Both human and animal studies have found links between emotional sensitivity and response to stress, and the predisposition toward mood disorders. A Swedish twin study found that the relationship between stressful life events and mood disorders was due to a combination of environment and genes. Researchers found that some people with mood disorders tended to be drawn to high-risk environments.
High levels of stress and limited access to social support, such as family and friends, are linked with recurrence of bipolar episodes, particularly in cases of people diagnosed with bipolar I disorder (the classic form of the disease, marked by recurrent episodes of mania and depression with possible mixed episodes). The stress related to a death in the family and other major life events was found to be associated with increased risk of first admission with bipolar disorder.

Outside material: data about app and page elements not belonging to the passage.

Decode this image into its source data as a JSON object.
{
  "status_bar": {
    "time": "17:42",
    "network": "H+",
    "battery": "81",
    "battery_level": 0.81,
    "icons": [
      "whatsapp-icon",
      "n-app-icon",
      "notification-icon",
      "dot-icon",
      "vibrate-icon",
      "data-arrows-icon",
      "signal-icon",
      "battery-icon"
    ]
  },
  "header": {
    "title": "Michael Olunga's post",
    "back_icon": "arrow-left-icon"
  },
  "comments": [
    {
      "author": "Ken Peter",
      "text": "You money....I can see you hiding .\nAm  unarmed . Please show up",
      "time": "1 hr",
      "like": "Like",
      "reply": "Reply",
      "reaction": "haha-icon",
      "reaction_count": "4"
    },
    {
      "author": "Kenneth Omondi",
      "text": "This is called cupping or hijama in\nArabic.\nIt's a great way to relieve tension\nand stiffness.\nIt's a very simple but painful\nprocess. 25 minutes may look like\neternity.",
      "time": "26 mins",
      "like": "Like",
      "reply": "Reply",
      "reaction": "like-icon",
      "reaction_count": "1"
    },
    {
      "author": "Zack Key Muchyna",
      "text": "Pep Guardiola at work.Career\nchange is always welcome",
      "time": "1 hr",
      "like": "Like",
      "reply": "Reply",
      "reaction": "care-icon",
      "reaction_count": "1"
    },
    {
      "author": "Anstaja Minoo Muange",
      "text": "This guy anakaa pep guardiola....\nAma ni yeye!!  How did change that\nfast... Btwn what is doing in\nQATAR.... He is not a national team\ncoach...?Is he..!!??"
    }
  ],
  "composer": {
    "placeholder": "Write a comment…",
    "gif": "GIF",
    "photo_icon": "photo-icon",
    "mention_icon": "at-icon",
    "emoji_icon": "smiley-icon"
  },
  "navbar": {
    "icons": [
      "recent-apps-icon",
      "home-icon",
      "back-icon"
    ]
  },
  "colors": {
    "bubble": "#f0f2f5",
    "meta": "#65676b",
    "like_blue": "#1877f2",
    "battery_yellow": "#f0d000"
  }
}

This means that major stress relates to the onset of a bipolar episode severe enough to potentially result in a hospitalization.
Find out more about this book:Bipolar 101: A Practical Guide to Identifying Triggers, Managing Medications, Coping with Symptoms, and More